> Problem requirements: List each line of the data that holds the word "这是一个测试项目集".
<<<<
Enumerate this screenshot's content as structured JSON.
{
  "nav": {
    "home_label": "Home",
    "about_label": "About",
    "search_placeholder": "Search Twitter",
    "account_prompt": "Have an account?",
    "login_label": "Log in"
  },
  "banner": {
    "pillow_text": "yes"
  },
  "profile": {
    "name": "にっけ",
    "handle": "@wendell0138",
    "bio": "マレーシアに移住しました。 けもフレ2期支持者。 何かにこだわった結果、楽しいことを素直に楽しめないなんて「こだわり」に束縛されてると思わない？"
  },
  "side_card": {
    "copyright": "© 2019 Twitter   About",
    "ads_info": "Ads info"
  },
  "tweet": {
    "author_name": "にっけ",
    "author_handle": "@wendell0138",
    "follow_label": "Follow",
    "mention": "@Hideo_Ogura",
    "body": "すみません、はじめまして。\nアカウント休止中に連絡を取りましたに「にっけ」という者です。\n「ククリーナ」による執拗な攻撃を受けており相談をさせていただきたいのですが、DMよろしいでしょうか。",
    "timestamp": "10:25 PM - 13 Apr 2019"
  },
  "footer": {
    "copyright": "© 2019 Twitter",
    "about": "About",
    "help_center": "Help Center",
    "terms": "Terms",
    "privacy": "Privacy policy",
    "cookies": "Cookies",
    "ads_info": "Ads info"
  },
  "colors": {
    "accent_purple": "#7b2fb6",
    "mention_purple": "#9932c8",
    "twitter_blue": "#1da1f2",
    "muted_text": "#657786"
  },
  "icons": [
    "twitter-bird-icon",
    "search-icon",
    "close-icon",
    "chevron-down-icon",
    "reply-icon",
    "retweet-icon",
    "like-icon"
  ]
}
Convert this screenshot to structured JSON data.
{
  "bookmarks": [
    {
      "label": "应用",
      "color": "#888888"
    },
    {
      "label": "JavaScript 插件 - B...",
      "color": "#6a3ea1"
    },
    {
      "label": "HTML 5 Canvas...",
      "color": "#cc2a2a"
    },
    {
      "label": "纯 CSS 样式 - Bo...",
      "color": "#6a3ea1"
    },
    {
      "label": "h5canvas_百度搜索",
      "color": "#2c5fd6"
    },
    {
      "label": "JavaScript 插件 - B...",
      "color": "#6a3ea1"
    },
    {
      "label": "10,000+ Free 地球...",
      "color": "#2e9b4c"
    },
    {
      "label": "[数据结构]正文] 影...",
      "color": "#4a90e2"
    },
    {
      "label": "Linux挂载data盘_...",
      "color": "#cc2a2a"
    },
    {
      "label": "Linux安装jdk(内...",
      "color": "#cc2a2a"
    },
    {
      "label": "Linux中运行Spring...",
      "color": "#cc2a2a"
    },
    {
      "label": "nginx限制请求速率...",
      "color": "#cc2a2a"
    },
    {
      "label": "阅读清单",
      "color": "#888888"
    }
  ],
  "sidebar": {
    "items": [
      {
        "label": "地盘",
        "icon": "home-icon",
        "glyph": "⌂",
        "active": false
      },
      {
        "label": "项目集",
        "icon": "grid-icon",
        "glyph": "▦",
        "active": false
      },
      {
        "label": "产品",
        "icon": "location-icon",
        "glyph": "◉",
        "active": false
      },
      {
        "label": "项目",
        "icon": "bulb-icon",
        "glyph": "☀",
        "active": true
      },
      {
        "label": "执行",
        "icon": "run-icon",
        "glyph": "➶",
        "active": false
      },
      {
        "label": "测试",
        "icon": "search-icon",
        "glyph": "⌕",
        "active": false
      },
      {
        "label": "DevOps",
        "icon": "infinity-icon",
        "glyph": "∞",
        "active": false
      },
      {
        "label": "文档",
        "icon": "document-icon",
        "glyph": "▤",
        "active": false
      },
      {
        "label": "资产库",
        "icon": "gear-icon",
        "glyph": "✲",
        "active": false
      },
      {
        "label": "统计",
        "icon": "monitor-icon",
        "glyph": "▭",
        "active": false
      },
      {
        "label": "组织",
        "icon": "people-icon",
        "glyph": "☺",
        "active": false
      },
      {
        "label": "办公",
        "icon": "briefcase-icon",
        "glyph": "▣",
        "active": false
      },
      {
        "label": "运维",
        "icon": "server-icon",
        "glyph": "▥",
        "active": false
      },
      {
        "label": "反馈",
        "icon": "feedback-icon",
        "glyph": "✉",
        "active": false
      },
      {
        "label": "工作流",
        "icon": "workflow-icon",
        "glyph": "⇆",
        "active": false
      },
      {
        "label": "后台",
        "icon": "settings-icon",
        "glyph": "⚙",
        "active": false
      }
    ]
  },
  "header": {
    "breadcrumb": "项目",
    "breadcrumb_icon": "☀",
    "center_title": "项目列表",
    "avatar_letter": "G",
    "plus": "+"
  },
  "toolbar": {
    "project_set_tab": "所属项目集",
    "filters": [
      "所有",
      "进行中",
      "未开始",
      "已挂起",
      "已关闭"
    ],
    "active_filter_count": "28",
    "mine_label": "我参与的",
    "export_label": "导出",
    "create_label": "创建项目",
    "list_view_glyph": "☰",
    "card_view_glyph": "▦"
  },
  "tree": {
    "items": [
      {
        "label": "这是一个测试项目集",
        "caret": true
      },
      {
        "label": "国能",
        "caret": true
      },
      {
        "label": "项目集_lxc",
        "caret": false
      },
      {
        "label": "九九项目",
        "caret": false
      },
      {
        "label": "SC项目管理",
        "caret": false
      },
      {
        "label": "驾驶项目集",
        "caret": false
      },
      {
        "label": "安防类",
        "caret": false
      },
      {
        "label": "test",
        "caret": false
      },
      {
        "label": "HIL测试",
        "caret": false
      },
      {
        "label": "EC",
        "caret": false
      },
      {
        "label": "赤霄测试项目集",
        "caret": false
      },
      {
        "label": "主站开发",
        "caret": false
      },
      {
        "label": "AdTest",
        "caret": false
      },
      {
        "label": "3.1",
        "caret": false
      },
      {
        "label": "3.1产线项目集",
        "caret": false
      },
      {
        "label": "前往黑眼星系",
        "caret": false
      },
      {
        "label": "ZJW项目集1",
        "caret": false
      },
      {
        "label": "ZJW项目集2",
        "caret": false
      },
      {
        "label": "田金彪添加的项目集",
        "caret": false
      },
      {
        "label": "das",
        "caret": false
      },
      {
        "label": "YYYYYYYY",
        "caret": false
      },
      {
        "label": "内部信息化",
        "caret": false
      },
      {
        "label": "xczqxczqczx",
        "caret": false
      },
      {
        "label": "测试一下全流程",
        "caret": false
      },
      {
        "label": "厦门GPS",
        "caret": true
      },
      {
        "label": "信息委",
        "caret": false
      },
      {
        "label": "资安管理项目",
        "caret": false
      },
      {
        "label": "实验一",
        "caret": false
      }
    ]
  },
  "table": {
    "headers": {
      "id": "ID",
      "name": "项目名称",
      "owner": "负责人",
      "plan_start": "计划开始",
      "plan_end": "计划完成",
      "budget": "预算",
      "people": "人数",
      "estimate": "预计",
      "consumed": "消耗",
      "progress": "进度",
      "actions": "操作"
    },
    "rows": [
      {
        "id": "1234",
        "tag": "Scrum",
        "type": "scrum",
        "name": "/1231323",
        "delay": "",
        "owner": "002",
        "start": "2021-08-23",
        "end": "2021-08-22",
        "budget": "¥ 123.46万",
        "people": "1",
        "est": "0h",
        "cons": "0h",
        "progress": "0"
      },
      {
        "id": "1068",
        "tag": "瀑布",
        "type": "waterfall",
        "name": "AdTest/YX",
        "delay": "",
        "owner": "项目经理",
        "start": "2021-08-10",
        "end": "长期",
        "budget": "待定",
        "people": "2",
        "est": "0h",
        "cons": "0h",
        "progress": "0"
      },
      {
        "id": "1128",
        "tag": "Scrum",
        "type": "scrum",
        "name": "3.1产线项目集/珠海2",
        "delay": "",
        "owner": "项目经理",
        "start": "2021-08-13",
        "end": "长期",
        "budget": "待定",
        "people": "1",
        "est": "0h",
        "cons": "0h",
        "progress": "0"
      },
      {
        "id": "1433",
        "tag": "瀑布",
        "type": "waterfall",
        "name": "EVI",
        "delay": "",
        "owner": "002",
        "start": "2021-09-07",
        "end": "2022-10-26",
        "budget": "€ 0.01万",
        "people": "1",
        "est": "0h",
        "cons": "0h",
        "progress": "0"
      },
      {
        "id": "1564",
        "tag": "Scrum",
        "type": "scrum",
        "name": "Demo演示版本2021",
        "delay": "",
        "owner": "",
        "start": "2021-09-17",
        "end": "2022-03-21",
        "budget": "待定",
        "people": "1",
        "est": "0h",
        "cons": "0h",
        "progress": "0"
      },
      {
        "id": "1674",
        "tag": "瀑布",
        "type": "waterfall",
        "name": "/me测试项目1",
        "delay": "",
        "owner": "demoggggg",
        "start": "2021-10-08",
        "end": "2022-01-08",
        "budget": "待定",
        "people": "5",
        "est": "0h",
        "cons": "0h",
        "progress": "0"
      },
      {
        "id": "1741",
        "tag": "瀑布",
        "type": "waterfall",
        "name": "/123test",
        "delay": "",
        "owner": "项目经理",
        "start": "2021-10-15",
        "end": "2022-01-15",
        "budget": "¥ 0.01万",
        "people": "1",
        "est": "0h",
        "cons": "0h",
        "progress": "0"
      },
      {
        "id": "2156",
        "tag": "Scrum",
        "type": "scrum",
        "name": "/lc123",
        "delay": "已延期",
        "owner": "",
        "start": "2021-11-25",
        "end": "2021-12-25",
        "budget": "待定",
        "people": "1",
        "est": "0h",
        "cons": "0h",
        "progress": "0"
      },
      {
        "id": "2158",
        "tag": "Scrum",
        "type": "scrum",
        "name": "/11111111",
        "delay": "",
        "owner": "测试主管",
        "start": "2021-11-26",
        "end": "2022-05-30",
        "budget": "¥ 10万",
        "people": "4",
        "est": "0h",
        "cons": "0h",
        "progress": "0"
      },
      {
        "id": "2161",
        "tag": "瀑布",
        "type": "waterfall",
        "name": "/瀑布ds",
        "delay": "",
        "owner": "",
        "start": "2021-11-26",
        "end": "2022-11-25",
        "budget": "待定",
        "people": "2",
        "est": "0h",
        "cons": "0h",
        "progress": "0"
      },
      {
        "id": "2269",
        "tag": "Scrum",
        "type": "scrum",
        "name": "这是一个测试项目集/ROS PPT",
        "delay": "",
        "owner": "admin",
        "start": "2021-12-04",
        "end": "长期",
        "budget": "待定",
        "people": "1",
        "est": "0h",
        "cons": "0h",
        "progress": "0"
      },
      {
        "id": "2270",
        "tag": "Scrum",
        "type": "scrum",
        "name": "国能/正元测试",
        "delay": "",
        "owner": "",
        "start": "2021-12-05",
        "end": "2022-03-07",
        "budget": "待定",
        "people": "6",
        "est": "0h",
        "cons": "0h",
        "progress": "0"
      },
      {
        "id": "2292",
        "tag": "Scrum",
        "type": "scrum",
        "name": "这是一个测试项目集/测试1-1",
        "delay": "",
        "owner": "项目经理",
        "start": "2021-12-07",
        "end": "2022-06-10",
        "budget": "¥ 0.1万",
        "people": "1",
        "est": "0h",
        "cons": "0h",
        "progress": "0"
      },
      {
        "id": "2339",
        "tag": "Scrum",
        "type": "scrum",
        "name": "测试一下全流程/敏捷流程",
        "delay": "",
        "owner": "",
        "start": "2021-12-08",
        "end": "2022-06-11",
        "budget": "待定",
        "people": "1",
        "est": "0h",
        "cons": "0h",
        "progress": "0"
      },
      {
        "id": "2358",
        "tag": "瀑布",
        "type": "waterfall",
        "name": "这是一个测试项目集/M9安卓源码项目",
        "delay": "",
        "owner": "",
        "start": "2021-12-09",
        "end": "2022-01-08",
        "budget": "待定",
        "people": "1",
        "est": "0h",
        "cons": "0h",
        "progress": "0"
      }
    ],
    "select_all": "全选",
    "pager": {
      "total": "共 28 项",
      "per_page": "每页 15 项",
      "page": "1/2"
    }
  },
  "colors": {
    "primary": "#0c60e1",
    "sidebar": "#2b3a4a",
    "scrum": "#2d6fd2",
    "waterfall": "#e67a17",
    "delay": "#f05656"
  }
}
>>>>
> Output:
        "label": "这是一个测试项目集",
        "name": "这是一个测试项目集/ROS PPT",
        "name": "这是一个测试项目集/测试1-1",
        "name": "这是一个测试项目集/M9安卓源码项目",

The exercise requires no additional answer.